Wearable technology is a nascent market, still typified by curiosities such as Google Glass rather than breakthrough products such as the iPad. Given that the Kickstarter-backed Pebble is arguably the smartwatch segment's poster child, it's easy to see why Microsoft, Apple and other large companies sense an opportunity.
Even so, if Microsoft releases a Surface watch, its goal will be to grow the larger Windows 8 ecosystem. For Apple, the iPod and iTunes became a gateway to iOS and, to a lesser extent, OS X. For Microsoft, a smartwatch might not need to succeed on the iPod's scale, but Ballmer no doubt hopes to mimic the strategy.
With competitors already in the background, however, Microsoft faces challenges. Android and iOS each have close to a million mobile apps that a watch might connect to. They also have legions of developers who can use their existing skills to build new apps suited for a wearable device. Whether these apps will be worthwhile is anyone's guess. But it's an advantage Microsoft doesn't have.
As a result, Julie Larson-Green will need to shepherd a product that will hit the ground running. The Windows 8 ecosystem is improving, and its progress will likely accelerate once Windows 8.1 is officially released. But on the mobile and consumer scenes, Microsoft will have to accelerate for a long time before it catches up to Apple, Google and Samsung. If Microsoft can't launch a smartwatch with more success than its poor-selling Surface tablets have had, it will only fall farther behind.

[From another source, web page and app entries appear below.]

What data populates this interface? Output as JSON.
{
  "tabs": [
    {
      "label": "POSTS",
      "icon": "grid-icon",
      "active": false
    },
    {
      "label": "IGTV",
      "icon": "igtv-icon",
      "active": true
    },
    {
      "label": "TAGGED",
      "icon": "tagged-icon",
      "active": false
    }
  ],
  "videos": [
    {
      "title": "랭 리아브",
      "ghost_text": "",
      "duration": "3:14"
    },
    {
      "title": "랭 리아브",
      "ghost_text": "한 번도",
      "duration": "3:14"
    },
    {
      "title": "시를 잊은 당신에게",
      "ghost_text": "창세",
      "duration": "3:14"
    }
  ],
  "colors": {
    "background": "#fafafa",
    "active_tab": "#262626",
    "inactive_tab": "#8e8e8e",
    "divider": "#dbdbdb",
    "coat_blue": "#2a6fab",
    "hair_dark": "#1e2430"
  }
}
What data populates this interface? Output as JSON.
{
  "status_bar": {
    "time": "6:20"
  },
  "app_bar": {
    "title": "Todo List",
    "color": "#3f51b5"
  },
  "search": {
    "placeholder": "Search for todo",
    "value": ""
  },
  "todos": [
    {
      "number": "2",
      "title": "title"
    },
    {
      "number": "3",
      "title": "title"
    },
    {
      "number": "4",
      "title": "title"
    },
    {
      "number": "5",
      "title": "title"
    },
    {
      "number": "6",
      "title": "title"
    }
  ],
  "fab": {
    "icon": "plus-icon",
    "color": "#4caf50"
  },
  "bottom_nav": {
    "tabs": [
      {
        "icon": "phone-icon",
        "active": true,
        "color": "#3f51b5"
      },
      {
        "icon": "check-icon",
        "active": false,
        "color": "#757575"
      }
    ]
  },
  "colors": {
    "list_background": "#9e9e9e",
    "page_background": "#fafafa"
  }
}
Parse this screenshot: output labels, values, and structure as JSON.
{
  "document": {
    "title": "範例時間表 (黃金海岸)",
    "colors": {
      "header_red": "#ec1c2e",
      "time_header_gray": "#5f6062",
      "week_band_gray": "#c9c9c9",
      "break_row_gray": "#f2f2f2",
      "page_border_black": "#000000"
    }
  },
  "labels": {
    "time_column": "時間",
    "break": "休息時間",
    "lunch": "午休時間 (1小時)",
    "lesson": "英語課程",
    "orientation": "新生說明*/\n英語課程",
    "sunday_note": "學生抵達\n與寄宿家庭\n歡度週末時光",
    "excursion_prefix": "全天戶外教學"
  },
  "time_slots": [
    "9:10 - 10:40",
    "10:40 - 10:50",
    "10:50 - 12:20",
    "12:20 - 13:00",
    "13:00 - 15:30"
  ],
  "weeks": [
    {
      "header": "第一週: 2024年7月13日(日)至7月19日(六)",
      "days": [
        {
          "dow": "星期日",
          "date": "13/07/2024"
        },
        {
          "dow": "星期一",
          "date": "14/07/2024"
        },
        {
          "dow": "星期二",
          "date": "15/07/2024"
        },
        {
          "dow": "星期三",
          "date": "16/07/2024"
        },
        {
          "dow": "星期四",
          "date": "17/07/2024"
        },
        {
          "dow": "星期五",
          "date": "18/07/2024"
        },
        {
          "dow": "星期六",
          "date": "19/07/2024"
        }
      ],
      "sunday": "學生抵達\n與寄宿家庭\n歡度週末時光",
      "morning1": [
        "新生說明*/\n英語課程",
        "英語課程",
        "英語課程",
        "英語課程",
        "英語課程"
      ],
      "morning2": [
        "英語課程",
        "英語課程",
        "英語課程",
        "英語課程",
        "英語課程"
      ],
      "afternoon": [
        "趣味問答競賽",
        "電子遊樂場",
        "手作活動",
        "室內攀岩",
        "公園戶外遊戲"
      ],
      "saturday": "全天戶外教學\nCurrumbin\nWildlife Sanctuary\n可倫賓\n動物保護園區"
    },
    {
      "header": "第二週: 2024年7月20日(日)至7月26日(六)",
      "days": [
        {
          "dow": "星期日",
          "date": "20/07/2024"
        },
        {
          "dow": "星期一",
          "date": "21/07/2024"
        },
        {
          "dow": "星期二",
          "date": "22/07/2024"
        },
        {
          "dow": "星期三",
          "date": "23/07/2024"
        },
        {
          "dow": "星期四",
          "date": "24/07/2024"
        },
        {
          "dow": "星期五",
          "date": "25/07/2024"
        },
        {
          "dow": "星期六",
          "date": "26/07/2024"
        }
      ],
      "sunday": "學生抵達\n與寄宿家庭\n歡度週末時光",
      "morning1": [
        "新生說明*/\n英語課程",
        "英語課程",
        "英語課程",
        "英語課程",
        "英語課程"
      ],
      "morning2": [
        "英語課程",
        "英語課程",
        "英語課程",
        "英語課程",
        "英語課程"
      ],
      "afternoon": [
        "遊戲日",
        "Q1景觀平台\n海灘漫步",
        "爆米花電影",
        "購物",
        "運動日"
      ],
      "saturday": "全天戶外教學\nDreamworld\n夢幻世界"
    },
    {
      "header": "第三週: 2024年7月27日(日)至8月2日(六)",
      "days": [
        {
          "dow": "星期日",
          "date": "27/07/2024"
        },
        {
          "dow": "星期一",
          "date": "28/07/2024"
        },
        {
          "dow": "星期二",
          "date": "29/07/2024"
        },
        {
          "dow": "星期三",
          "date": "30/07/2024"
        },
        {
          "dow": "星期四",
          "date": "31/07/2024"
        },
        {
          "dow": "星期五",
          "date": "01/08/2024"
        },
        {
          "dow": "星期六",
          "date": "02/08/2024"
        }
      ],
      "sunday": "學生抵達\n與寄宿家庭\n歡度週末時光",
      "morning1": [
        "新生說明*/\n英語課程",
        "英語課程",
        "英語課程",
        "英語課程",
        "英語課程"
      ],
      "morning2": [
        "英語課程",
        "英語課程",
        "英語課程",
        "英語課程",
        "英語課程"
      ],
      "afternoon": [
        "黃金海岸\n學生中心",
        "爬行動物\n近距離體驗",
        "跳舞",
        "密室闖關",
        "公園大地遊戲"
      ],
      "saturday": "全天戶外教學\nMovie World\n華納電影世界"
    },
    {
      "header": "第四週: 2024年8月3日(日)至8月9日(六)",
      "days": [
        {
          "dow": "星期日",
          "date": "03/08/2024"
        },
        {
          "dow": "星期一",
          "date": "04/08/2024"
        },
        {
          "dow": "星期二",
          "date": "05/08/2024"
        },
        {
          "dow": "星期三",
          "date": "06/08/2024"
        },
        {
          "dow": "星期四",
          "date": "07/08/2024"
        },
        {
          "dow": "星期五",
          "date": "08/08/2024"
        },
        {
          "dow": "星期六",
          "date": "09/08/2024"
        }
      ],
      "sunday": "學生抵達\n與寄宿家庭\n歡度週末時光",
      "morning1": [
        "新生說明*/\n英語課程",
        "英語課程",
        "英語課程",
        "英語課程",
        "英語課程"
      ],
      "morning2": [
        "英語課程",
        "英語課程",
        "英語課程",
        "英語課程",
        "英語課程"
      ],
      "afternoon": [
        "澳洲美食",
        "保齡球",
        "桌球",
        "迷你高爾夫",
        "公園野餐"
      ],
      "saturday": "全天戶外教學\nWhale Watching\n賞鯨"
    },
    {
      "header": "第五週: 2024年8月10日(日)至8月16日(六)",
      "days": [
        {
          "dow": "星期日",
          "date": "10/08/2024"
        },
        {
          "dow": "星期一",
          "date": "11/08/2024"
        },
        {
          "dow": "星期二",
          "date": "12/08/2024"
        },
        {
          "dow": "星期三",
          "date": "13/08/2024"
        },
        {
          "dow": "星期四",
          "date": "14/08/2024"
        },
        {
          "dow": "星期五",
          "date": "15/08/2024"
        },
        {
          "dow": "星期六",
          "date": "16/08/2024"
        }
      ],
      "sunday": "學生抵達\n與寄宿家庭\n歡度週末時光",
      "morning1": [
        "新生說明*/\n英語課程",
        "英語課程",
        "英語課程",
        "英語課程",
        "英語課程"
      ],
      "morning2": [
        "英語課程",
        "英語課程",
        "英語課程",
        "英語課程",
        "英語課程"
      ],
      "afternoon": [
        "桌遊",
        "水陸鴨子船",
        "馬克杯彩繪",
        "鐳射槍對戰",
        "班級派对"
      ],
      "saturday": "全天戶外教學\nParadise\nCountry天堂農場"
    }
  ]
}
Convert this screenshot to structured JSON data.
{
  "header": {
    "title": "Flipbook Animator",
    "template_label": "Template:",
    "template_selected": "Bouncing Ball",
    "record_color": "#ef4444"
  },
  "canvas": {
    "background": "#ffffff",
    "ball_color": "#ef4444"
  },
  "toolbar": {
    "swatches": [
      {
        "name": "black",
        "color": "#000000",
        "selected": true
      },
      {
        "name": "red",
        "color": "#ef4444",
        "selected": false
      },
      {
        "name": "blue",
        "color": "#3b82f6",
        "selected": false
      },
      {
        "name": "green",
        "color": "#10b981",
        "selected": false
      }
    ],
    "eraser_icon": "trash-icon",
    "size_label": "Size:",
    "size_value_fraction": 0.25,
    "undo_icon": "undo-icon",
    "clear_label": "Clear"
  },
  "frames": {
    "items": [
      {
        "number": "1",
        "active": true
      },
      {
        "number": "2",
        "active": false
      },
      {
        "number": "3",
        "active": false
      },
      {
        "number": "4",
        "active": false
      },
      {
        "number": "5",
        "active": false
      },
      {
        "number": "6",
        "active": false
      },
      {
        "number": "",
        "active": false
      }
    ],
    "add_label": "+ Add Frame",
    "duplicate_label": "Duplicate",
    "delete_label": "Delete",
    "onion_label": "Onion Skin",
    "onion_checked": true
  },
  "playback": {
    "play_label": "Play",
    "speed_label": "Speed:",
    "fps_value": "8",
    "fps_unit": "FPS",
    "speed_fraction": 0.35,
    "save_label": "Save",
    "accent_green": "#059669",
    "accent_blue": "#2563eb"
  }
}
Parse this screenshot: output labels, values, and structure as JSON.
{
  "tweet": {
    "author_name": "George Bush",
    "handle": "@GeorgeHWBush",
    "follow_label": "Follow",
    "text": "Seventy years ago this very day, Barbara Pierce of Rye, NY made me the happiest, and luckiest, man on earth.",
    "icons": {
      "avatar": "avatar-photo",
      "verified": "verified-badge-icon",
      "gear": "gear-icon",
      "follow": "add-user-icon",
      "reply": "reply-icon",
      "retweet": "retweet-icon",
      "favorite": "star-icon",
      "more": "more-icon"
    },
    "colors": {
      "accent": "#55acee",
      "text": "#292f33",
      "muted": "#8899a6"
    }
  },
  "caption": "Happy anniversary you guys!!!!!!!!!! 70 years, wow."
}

In that regard, the reported LTE support is interesting. Whereas some smartwatches must connect to a smartphone for data, the rumor suggests the Surface watch will have its own data plan. In a way, this approach could be a customer deterrent; many people already pay data bills for smartphones and tablets, so to convince consumers to add another expense, a Windows-powered smartwatch will need to be compelling.
Then again, LTE support also suggests that the watch could have standalone apps that don't require other devices. This is probably a good move. In relative terms, there aren't that many Windows Phone 8 users, after all, so if a Surface smartwatch appealed only to those with compatible phones, Microsoft would be limiting itself.
Still, in addition to appealing on its own account, the device will also need to enhance other Windows products, meaning that Larson-Green's team will have to work closely with the software teams. Tweaking Windows 8.1 for a 1.5-inch screen is no small task, and the Surface watch will only succeed if it is a compelling fusion of hardware, an engaging user interface, solid native apps and connectivity to other devices.
If Ballmer's reorg succeeds in making the company culture more collaborative and focused, the smartwatch could live up to these requirements. If not, the smartwatch could be the wearable equivalent of the Surface Pro -- interesting on paper but a niche product in practice -- or, even worse, the Zune media player.